Any aspiring authors who missed the conversations with the author of the month Beverley Nambozo at Femrite are sorely at a loss. Her pedigree needs no recounting and to say that her advice is priceless would be an understatement.
We have come to expect every event to start late and so we, at least I, never bother to set off on time. To my pleasure and disappointment this one started on time. People were already seated and Beverley was going on with the conversations. As a first time visitor I was surprised to see more than one man in the intimate gathering. When I hear Femrite, I immediately think women. It was a pleasure to find that the female author cuts across genders.
It was aptly titled ‘conversations’ because that is what it was.
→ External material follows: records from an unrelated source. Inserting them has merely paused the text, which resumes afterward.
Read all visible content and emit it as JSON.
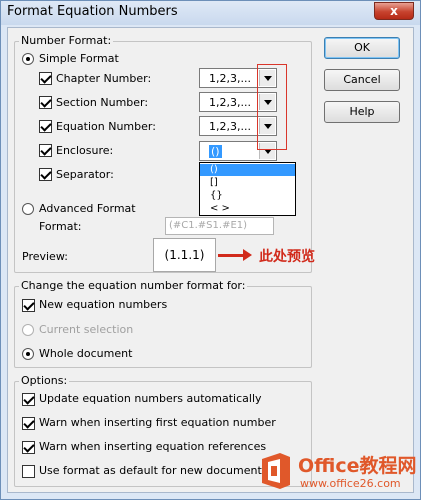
{
  "window": {
    "title": "Format Equation Numbers",
    "close_label": "x"
  },
  "buttons": {
    "ok": "OK",
    "cancel": "Cancel",
    "help": "Help"
  },
  "number_format": {
    "legend": "Number Format:",
    "simple": "Simple Format",
    "advanced": "Advanced Format",
    "format_label": "Format:",
    "format_value": "(#C1.#S1.#E1)",
    "preview_label": "Preview:",
    "preview_value": "(1.1.1)",
    "rows": [
      {
        "label": "Chapter Number:",
        "value": "1,2,3,..."
      },
      {
        "label": "Section Number:",
        "value": "1,2,3,..."
      },
      {
        "label": "Equation Number:",
        "value": "1,2,3,..."
      },
      {
        "label": "Enclosure:",
        "value": "()"
      },
      {
        "label": "Separator:",
        "value": ""
      }
    ],
    "enclosure_options": [
      "()",
      "[]",
      "{}",
      "< >"
    ]
  },
  "change_scope": {
    "legend": "Change the equation number format for:",
    "new_equations": "New equation numbers",
    "current_selection": "Current selection",
    "whole_document": "Whole document"
  },
  "options": {
    "legend": "Options:",
    "items": [
      "Update equation numbers automatically",
      "Warn when inserting first equation number",
      "Warn when inserting equation references",
      "Use format as default for new documents"
    ]
  },
  "annotation": {
    "text": "此处预览",
    "color": "#d12a1b"
  },
  "watermark": {
    "main": "Office教程网",
    "url": "www.office26.com"
  },
  "colors": {
    "selection": "#3399ff",
    "annotation": "#d12a1b",
    "brand": "#e0582a"
  }
}
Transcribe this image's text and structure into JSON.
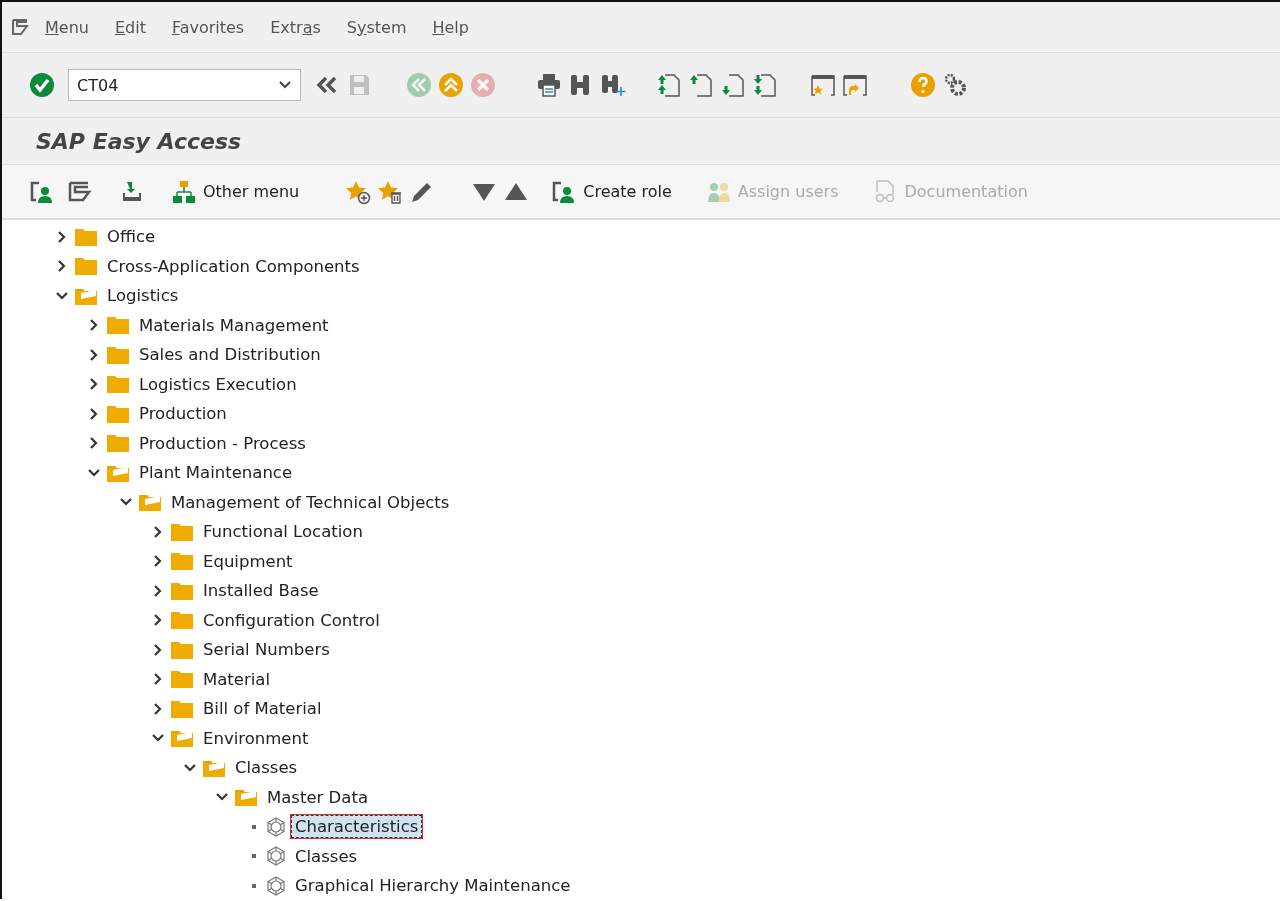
{
  "menu_bar": [
    {
      "access_key": "M",
      "rest": "enu"
    },
    {
      "access_key": "E",
      "rest": "dit"
    },
    {
      "access_key": "F",
      "rest": "avorites"
    },
    {
      "start": "Extr",
      "access_key": "a",
      "rest": "s"
    },
    {
      "start": "S",
      "access_key": "y",
      "rest": "stem"
    },
    {
      "access_key": "H",
      "rest": "elp"
    }
  ],
  "system_toolbar": {
    "command_field": {
      "value": "CT04"
    },
    "buttons": [
      {
        "kind": "enter",
        "disabled": false
      },
      {
        "kind": "field"
      },
      {
        "kind": "collapse",
        "disabled": false
      },
      {
        "kind": "save",
        "disabled": true
      },
      {
        "kind": "back",
        "disabled": true
      },
      {
        "kind": "exit",
        "disabled": false
      },
      {
        "kind": "cancel",
        "disabled": true
      },
      {
        "kind": "print",
        "disabled": false
      },
      {
        "kind": "find",
        "disabled": false
      },
      {
        "kind": "find-next",
        "disabled": false
      },
      {
        "kind": "first-page",
        "disabled": false
      },
      {
        "kind": "previous-page",
        "disabled": false
      },
      {
        "kind": "next-page",
        "disabled": false
      },
      {
        "kind": "last-page",
        "disabled": false
      },
      {
        "kind": "new-session",
        "disabled": false
      },
      {
        "kind": "shortcut",
        "disabled": false
      },
      {
        "kind": "help",
        "disabled": false
      },
      {
        "kind": "customize",
        "disabled": false
      }
    ]
  },
  "title": "SAP Easy Access",
  "app_toolbar": [
    {
      "kind": "user-menu",
      "disabled": false
    },
    {
      "kind": "sap-menu",
      "disabled": false
    },
    {
      "kind": "download",
      "disabled": false
    },
    {
      "kind": "other-menu",
      "label": "Other menu",
      "disabled": false
    },
    {
      "kind": "add-favorite",
      "disabled": false
    },
    {
      "kind": "delete-favorite",
      "disabled": false
    },
    {
      "kind": "edit",
      "disabled": false
    },
    {
      "kind": "move-down",
      "disabled": false
    },
    {
      "kind": "move-up",
      "disabled": false
    },
    {
      "kind": "create-role",
      "label": "Create role",
      "disabled": false
    },
    {
      "kind": "assign-users",
      "label": "Assign users",
      "disabled": true
    },
    {
      "kind": "documentation",
      "label": "Documentation",
      "disabled": true
    }
  ],
  "tree": [
    {
      "label": "Office",
      "kind": "folder",
      "expanded": false,
      "selected": false
    },
    {
      "label": "Cross-Application Components",
      "kind": "folder",
      "expanded": false,
      "selected": false
    },
    {
      "label": "Logistics",
      "kind": "folder",
      "expanded": true,
      "selected": false,
      "children": [
        {
          "label": "Materials Management",
          "kind": "folder",
          "expanded": false,
          "selected": false
        },
        {
          "label": "Sales and Distribution",
          "kind": "folder",
          "expanded": false,
          "selected": false
        },
        {
          "label": "Logistics Execution",
          "kind": "folder",
          "expanded": false,
          "selected": false
        },
        {
          "label": "Production",
          "kind": "folder",
          "expanded": false,
          "selected": false
        },
        {
          "label": "Production - Process",
          "kind": "folder",
          "expanded": false,
          "selected": false
        },
        {
          "label": "Plant Maintenance",
          "kind": "folder",
          "expanded": true,
          "selected": false,
          "children": [
            {
              "label": "Management of Technical Objects",
              "kind": "folder",
              "expanded": true,
              "selected": false,
              "children": [
                {
                  "label": "Functional Location",
                  "kind": "folder",
                  "expanded": false,
                  "selected": false
                },
                {
                  "label": "Equipment",
                  "kind": "folder",
                  "expanded": false,
                  "selected": false
                },
                {
                  "label": "Installed Base",
                  "kind": "folder",
                  "expanded": false,
                  "selected": false
                },
                {
                  "label": "Configuration Control",
                  "kind": "folder",
                  "expanded": false,
                  "selected": false
                },
                {
                  "label": "Serial Numbers",
                  "kind": "folder",
                  "expanded": false,
                  "selected": false
                },
                {
                  "label": "Material",
                  "kind": "folder",
                  "expanded": false,
                  "selected": false
                },
                {
                  "label": "Bill of Material",
                  "kind": "folder",
                  "expanded": false,
                  "selected": false
                },
                {
                  "label": "Environment",
                  "kind": "folder",
                  "expanded": true,
                  "selected": false,
                  "children": [
                    {
                      "label": "Classes",
                      "kind": "folder",
                      "expanded": true,
                      "selected": false,
                      "children": [
                        {
                          "label": "Master Data",
                          "kind": "folder",
                          "expanded": true,
                          "selected": false,
                          "children": [
                            {
                              "label": "Characteristics",
                              "kind": "transaction",
                              "selected": true
                            },
                            {
                              "label": "Classes",
                              "kind": "transaction",
                              "selected": false
                            },
                            {
                              "label": "Graphical Hierarchy Maintenance",
                              "kind": "transaction",
                              "selected": false
                            }
                          ]
                        }
                      ]
                    }
                  ]
                }
              ]
            }
          ]
        }
      ]
    }
  ]
}
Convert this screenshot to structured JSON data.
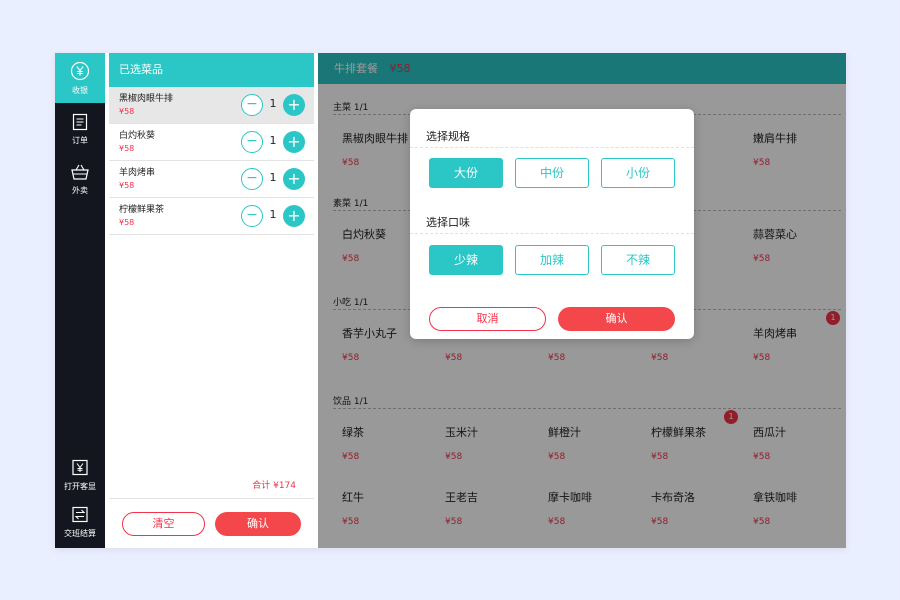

Certainly some of the people present knew each other well, but even us first time members settled in very easily. Beverley shared and the audience asked questions here and there.
Here are a few tips from Beverley for those seeking to follow in her footsteps but sadly missed talking to her.
She stressed the need for research and more research. If you are writing a story about Owino market, go downtown and ‘breathe the life’. However she followed this up by saying respect to the characters and their story should always be upheld.
In response to a question about if writers can be taught, the lady who asked the question mentioned that when asked the same, Chinua Achebe said that it really comes from the gut, Beverly said that ‘teaching’ might be replaced by the word ‘nurture’.’You should indeed nurture your craft’, she said. She confirmed what I have always believed by saying that writing is hard work and that you need to put in the work. You should find a space to nurture your craft. For her it was her Masters’ in Fine Art but it can be a writer’s club or through peer review.
She shared the ups and downs the Beverley Nambozo poetry award has led her on. In its fifth year, it is the only one of its kind in the country. Although there were times she wanted to just give it up, she is proud of the results. Her formula? Determination and a good team. There are other spices that go into the end work but from what I surmised, these were prerequisite. The award is growing to cover East Africa and include men as well.
As is the norm at this event, I was informed, the author of the month reads to the group. Beverly recited a few of her poems my favourite being ‘Kampala’, a one stanza piece that proves that truth can really be said in very few words.
On encouraging writers in Uganda; Beverly believes the University(s) should build more programs that support writing and that writers should be paid-on that I agree. Her books are on sale for 10,000shs at Femrite, the National theatre or in her handbag, her words.
The Beverley Nambozo poetry foundation is accepting entries for this year’s award. The deadline is 5th May.
SUBMIT YOUR POEMS TO THE 5TH AND FINAL BN POETRY AWARD FOR UGANDA
Guidelines for the award:
• The theme is Innovation and you may submit a total of three poems under this theme
• The award is open to Ugandan women above 18 years and who are residents of Uganda
• The poems must be original, written in English and sent as word attachments in Times New Roman Size 12, single-spaced
• Previous first winners are not allowed to participate
• Submit poems by email to firstname.lastname@example.org or post to P O Box 34942 Kampala, Uganda
• DO NOT add your contact details to the poem, only the title of the poem. Instead, include your name, poems’ titles, email address and phone number in the body of the email
• For more details, follow the facebook page, Beverley Nambozo Poetry Foundation or blog: http://bnpoetryaward.blogsot.com/ or website:www.bnpoetryaward.co.ug
• Submissions will be accepted from 7 January 2013 to 5 May 2013
• Fully sponsored trip to the Storymoja Hay Festival in Nairobi alongside cash prizes of 500 US Dollars, 300 US Dollars and 200 US Dollars respectively to use at the festival
• Autographed copies of Home Floats in the Distance/ ZUHAUSE TREIBT IN DER FERNE, Dr. Susan Kiguli’s second poetry collection which is also bi-lingual.
• Autographed copies of Diaries of a Dead African, by Chuma Nwokolo, Jr.